Current position: Regional Court Magistrate, Welkom

Date appointed: 2006

Candidate bio:

As a magistrate Ramdeyal has dealt with numerous cases involving sexual violence crimes having served in the dedicated sexual offences court for ten consecutive years.

In 2008 she reportedly handed down the first life sentence from the regional courts in the Free State to 24-year-old Michael Andile Plata, for his part in the gang-rape of a teenager who subsequently contracted HIV-Aids.

Since then she has been consistently handing down life sentences to convicted rapists, including the 2011 case of a pastor who, she found, had abused his position of trust and raped a 12-year-old girl in his congregation.

In her application form she highlighted the special interest she has in child abuse cases and sexual violence cases. Her LLM thesis, entitled Evidentiary and Procedural Aspects of Child Sexual Abuse examined the problems and difficulties which arose when children are victims and witnesses in cases — and measures to overcome these challenges.

Ramdeyal has acted in the Free State Division of the High Court for one term and three weeks in 2017 and a further four weeks in 2018.

In the high court matter of Mantjies v S, Ramdeyal was asked to adjudicate an appeal against a double life sentence imposed by the regional magistrate after the appellant had pleaded guilty and was convicted of two counts of rape of victims aged 14- and 15- years-old.

The appellant argued that the lower court had over-emphasised the seriousness of the offence as the state had not produced a victim impact statement or led evidence regarding any trauma or humiliation alleged by the victims.

Ramdeyal (with Judge Celeste Reinders concurring) held that the accused had been correctly convicted and dismissed the appeal.

Ramdeyal noted the appellant’s use of a knife in the attacks and that the victims had “suffered humiliation during these offences”. She found the circumstances of the case were sufficiently serious so as to warrant the application of the prescribed minimum sentence.

She found that while the victim impact statements and equivalent evidence were “always of assistance to a court”, their absence did “not mean that a court must approach the question of sentence on the footing that there was no psychological harm.”

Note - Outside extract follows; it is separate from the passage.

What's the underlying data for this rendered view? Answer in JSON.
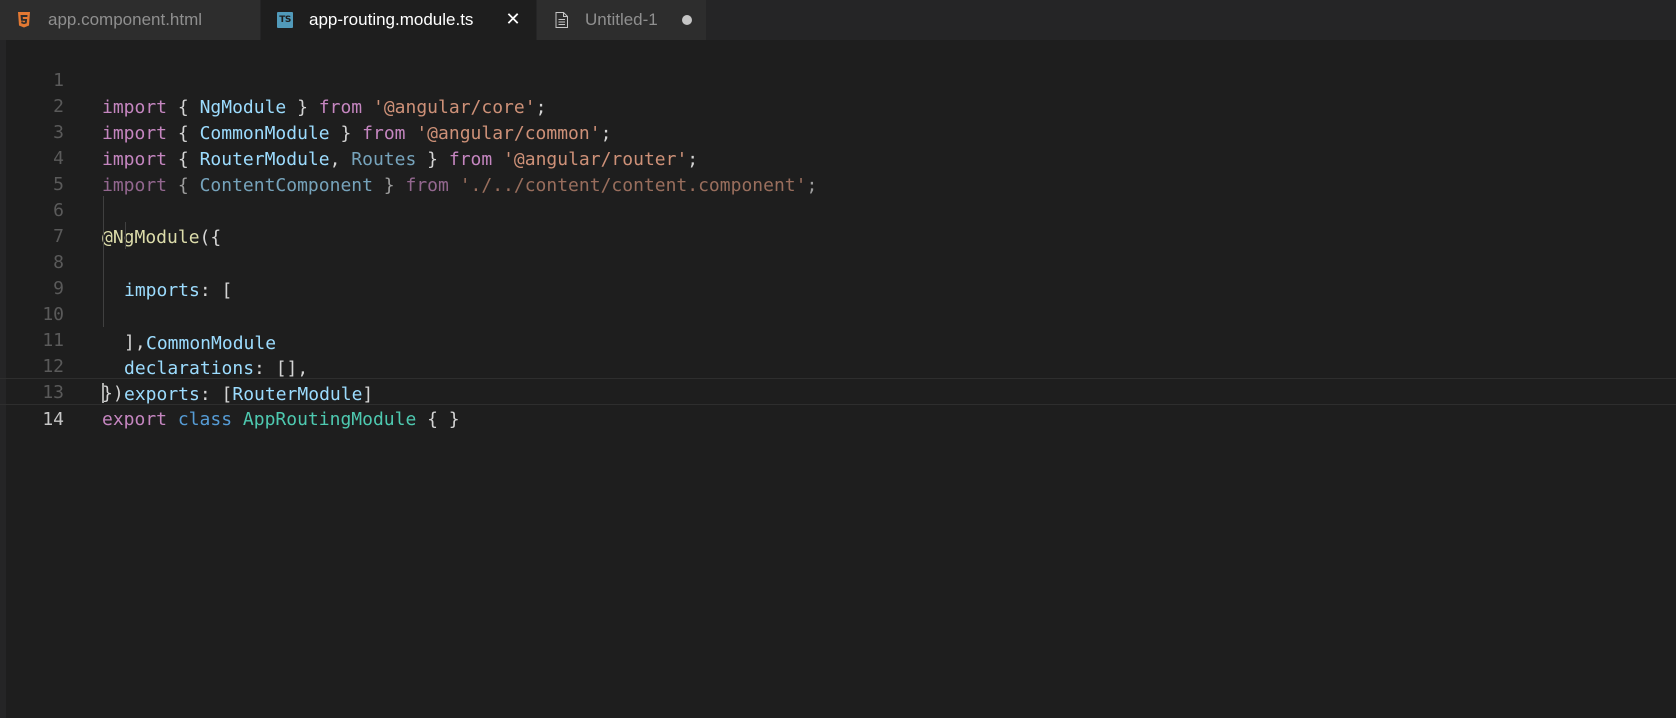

Fifty-two year-old Ramdeyal completed her B.Proc at the then-University of Durban Westville (now University of KwaZulu-Natal) in 1990 and her LLM in 2005.

After serving her articles she worked as a prosecutor, senior prosecutor and district court magistrate in Durban. In 2006 she was appointed a regional court magistrate in Welkom, a position she currently holds.

October 2019 interview:

October 2019 interview synopsis:

Former regional court magistrate, Thiloshni Ramdeyal, is another judicial candidate who had no hesitation in describing herself to the Judicial Service Commission as a judicial activist.

Asked whether she saw herself as a liberal or a conservative judge she replied: ‘In South Africa, with our constitution, you cannot be conservative. You have to be liberal.’

There is no need for the poor to be deprived of access to justice, she said, ‘and since everyone is equal before the law, we must help the poor and needy and vulnerable.’

Several JSC members questioned the way she had written some judgments, as her ‘style’ might be seen to indicate that she had not considered both sides of a matter. After she described the way she weighed up the evidence and applied her mind to a dispute, one commissioner said ‘I agree with you. You coin it perfectly, but the decision does not seem to be done like that.’ Ramdeyal said she would consider these comments in future, and added that the judgments criticised by the JSC had been written before she had gone on specialised judicial training courses.

As a regional court magistrate in the Free State, she had served on the sexual offences court for ‘many years’. ‘I had a reputation of being the “rape magistrate”.’

From that experience she had concluded that the issue of bail ought to be carefully handled and she would be concerned about giving bail if the accused had previous convictions on serious violent crime.

In her view, the Bail Act ought to be ‘seriously revisited’, because there were aspects of it that did not work.